**Exercise brief:** Work out how many lines in the data hold the string "warranty". Reply with only that number.

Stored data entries
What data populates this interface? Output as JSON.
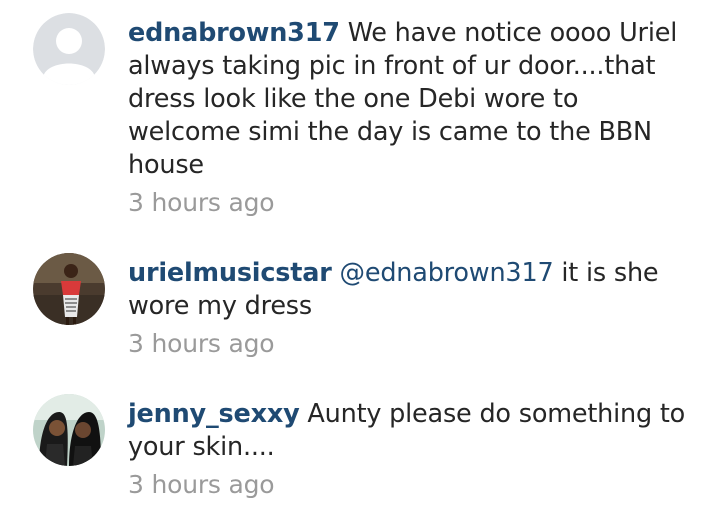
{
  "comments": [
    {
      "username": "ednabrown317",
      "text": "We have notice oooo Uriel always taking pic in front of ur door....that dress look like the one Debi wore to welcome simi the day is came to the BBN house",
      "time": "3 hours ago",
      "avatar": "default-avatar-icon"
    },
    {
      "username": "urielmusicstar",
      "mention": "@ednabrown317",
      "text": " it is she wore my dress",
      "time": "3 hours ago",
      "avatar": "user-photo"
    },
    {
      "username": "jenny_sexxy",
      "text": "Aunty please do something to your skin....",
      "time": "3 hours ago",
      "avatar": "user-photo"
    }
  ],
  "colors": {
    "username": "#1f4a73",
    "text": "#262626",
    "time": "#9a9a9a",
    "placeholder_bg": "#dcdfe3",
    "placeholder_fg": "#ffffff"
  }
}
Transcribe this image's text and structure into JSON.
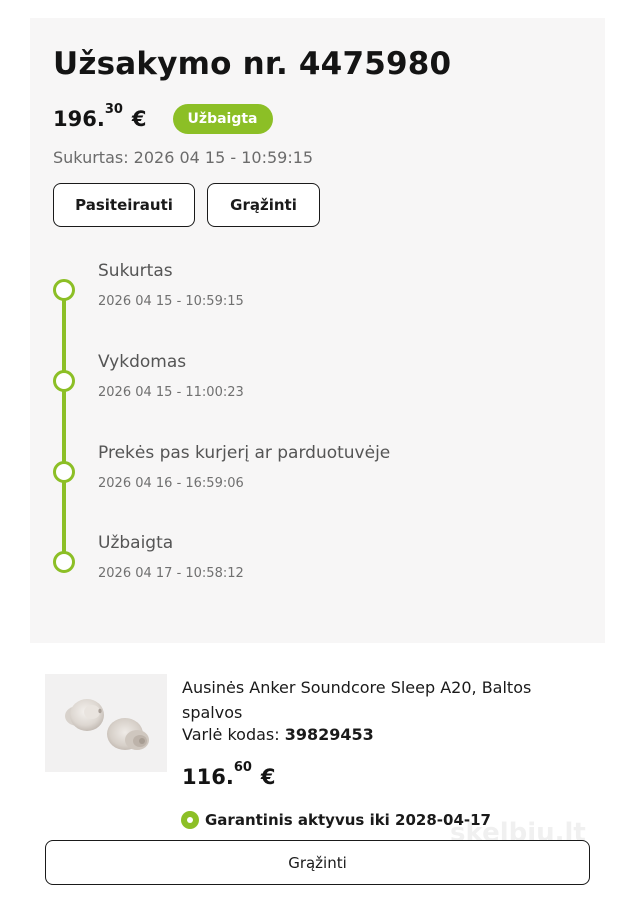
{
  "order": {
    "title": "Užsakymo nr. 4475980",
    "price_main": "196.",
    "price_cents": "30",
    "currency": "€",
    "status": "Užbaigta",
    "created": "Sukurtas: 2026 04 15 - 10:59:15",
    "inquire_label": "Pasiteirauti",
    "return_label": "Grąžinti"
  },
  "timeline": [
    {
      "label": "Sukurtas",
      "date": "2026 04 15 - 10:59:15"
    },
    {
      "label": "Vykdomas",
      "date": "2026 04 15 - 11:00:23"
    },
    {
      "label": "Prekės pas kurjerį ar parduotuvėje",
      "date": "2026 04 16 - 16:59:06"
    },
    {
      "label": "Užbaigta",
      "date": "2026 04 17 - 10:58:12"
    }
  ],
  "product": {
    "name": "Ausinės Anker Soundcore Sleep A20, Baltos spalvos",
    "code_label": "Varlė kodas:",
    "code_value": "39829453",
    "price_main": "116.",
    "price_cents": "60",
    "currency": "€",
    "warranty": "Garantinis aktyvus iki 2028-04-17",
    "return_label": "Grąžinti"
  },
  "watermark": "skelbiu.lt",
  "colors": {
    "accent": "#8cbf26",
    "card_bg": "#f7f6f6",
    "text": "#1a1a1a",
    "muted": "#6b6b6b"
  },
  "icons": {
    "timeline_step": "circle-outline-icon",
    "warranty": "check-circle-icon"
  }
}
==
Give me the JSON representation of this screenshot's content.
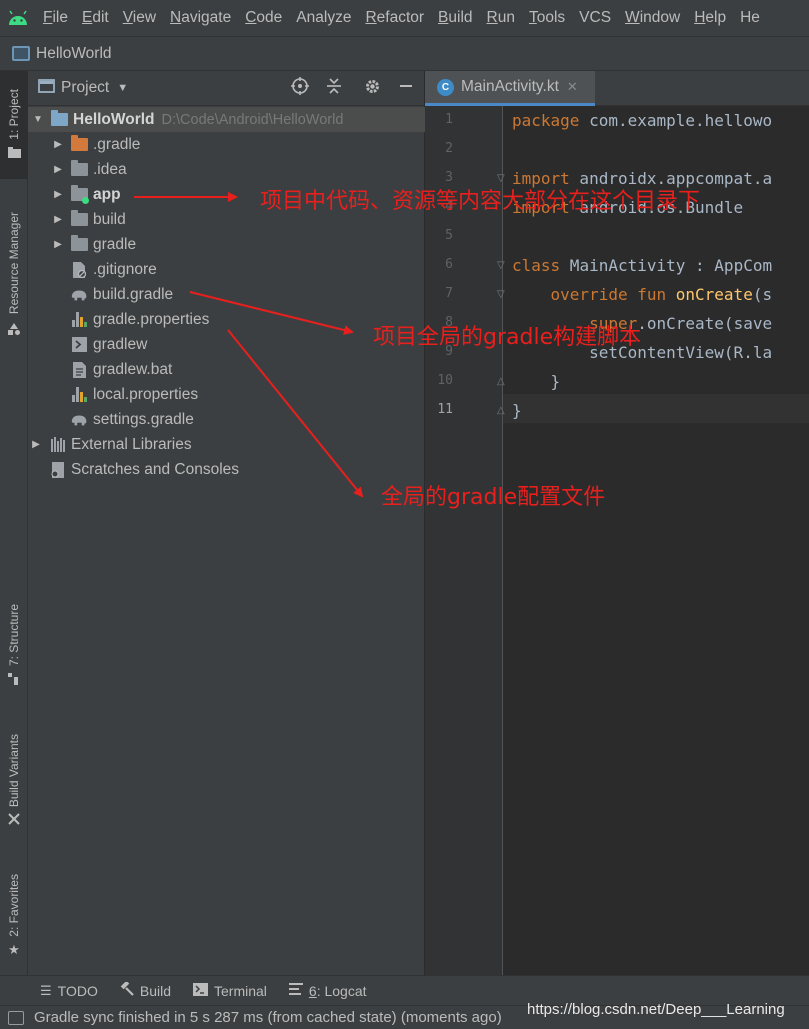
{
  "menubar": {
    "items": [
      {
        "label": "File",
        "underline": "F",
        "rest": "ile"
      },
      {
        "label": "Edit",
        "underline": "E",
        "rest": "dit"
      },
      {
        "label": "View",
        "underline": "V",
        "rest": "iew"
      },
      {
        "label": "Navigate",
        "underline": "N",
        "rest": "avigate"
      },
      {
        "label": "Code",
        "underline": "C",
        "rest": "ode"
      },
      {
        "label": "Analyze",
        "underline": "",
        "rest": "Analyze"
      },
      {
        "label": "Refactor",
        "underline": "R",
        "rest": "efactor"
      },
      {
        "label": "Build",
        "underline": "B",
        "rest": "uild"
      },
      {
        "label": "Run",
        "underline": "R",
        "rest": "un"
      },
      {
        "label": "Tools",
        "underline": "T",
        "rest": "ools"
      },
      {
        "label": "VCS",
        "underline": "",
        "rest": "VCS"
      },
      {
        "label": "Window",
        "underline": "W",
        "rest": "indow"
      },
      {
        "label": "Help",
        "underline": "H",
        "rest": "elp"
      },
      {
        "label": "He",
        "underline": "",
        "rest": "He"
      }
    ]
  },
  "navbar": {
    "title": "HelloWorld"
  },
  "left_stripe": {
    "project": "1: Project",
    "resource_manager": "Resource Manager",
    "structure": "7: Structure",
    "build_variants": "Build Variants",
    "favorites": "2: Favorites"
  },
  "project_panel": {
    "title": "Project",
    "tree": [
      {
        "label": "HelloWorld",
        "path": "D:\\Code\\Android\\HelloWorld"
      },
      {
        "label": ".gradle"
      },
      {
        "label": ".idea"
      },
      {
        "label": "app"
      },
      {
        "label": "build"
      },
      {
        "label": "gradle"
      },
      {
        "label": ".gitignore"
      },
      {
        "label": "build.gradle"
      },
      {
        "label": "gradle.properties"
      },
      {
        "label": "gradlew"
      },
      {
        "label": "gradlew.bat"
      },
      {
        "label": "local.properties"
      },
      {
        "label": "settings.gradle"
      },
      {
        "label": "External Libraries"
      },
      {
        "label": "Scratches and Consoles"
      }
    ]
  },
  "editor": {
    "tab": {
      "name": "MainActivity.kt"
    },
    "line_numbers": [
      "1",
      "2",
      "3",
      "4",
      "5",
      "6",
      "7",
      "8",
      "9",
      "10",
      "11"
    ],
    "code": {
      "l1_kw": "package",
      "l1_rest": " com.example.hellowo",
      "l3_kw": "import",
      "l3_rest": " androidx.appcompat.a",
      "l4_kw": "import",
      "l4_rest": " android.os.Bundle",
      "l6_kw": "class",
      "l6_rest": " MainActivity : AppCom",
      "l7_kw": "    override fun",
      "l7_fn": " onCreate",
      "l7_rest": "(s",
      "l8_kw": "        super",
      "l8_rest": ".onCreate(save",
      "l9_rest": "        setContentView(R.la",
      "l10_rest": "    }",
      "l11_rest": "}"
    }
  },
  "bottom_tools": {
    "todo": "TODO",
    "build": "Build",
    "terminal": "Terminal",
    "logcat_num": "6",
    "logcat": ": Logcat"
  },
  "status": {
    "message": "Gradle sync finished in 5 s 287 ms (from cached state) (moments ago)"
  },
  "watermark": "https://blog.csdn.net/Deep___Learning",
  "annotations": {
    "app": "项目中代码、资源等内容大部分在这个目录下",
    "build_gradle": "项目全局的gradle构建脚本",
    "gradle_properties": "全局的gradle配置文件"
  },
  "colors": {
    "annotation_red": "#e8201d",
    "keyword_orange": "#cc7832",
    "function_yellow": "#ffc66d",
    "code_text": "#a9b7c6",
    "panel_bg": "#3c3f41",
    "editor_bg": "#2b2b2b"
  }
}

**Answer area:** 2